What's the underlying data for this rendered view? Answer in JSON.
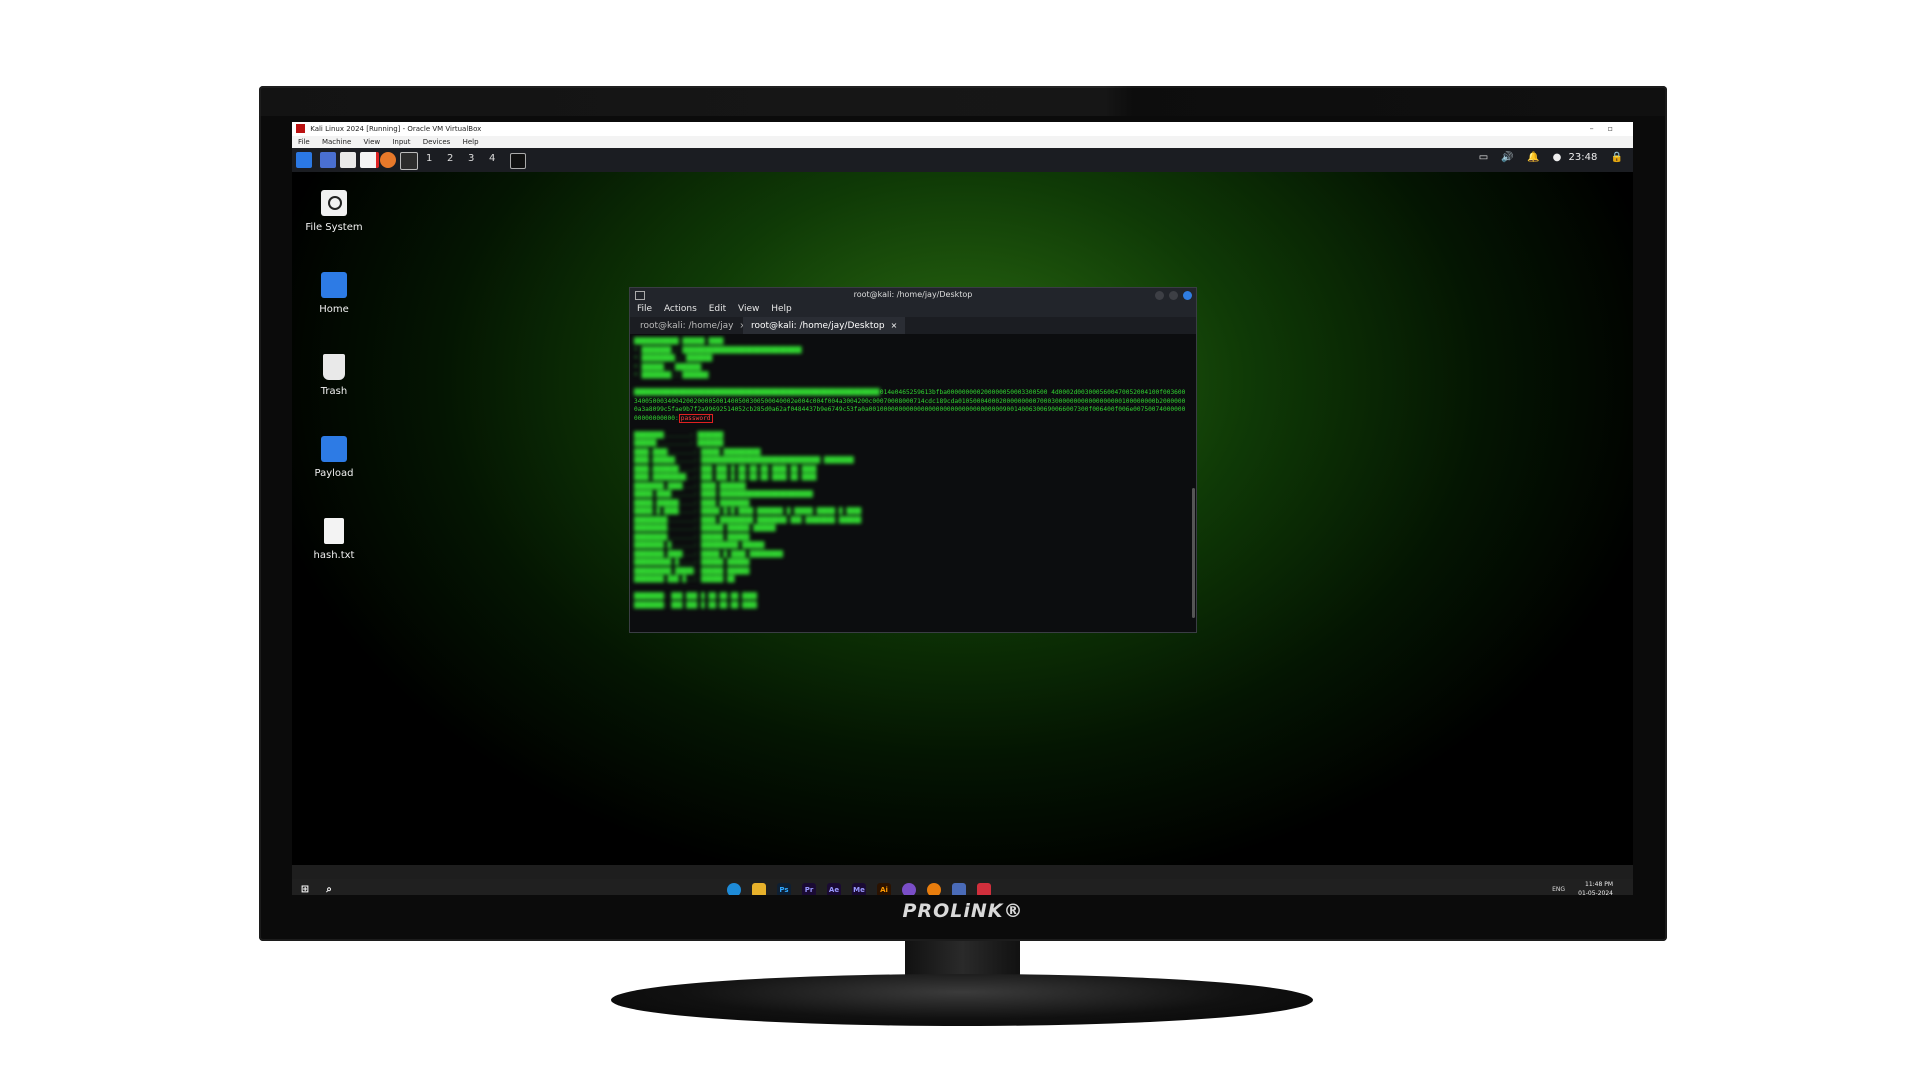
{
  "monitor": {
    "brand": "PROLiNK®"
  },
  "vbox": {
    "title": "Kali Linux 2024 [Running] - Oracle VM VirtualBox",
    "menu": [
      "File",
      "Machine",
      "View",
      "Input",
      "Devices",
      "Help"
    ]
  },
  "kali_panel": {
    "workspaces": [
      "1",
      "2",
      "3",
      "4"
    ],
    "clock": "23:48"
  },
  "desktop_icons": [
    {
      "label": "File System",
      "icon": "drive-icon"
    },
    {
      "label": "Home",
      "icon": "home-folder-icon"
    },
    {
      "label": "Trash",
      "icon": "trash-icon"
    },
    {
      "label": "Payload",
      "icon": "folder-icon"
    },
    {
      "label": "hash.txt",
      "icon": "locked-file-icon"
    }
  ],
  "terminal": {
    "title": "root@kali: /home/jay/Desktop",
    "menu": [
      "File",
      "Actions",
      "Edit",
      "View",
      "Help"
    ],
    "tabs": [
      {
        "label": "root@kali: /home/jay",
        "active": false
      },
      {
        "label": "root@kali: /home/jay/Desktop",
        "active": true
      }
    ],
    "hash_text": "014e0465259613bfba000000000200000050003300500 4d0002d0030005600470052004100f0036003400500034004200200005001400500300500040002e004c004f004a3004200c00070008000714cdc189cda01050004000200000000070003000000000000000000100000000b20000000a3a8099c5fae9b7f2a99692514052cb285d0a62af0484437b9e6749c53fa0a00100000000000000000000000000000000090014006300690066007300f006400f006e0075007400000000000000000",
    "highlight": "password"
  },
  "windows_taskbar": {
    "lang": "ENG",
    "time": "11:48 PM",
    "date": "01-05-2024"
  }
}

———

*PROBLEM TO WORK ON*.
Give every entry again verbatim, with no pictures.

*RESULT FOR THIS EXERCISE*.
What's the underlying data for this rendered view? Answer in JSON.
{
  "monitor": {
    "brand": "PROLiNK®"
  },
  "vbox": {
    "title": "Kali Linux 2024 [Running] - Oracle VM VirtualBox",
    "menu": [
      "File",
      "Machine",
      "View",
      "Input",
      "Devices",
      "Help"
    ]
  },
  "kali_panel": {
    "workspaces": [
      "1",
      "2",
      "3",
      "4"
    ],
    "clock": "23:48"
  },
  "desktop_icons": [
    {
      "label": "File System",
      "icon": "drive-icon"
    },
    {
      "label": "Home",
      "icon": "home-folder-icon"
    },
    {
      "label": "Trash",
      "icon": "trash-icon"
    },
    {
      "label": "Payload",
      "icon": "folder-icon"
    },
    {
      "label": "hash.txt",
      "icon": "locked-file-icon"
    }
  ],
  "terminal": {
    "title": "root@kali: /home/jay/Desktop",
    "menu": [
      "File",
      "Actions",
      "Edit",
      "View",
      "Help"
    ],
    "tabs": [
      {
        "label": "root@kali: /home/jay",
        "active": false
      },
      {
        "label": "root@kali: /home/jay/Desktop",
        "active": true
      }
    ],
    "hash_text": "014e0465259613bfba000000000200000050003300500 4d0002d0030005600470052004100f0036003400500034004200200005001400500300500040002e004c004f004a3004200c00070008000714cdc189cda01050004000200000000070003000000000000000000100000000b20000000a3a8099c5fae9b7f2a99692514052cb285d0a62af0484437b9e6749c53fa0a00100000000000000000000000000000000090014006300690066007300f006400f006e0075007400000000000000000",
    "highlight": "password"
  },
  "windows_taskbar": {
    "lang": "ENG",
    "time": "11:48 PM",
    "date": "01-05-2024"
  }
}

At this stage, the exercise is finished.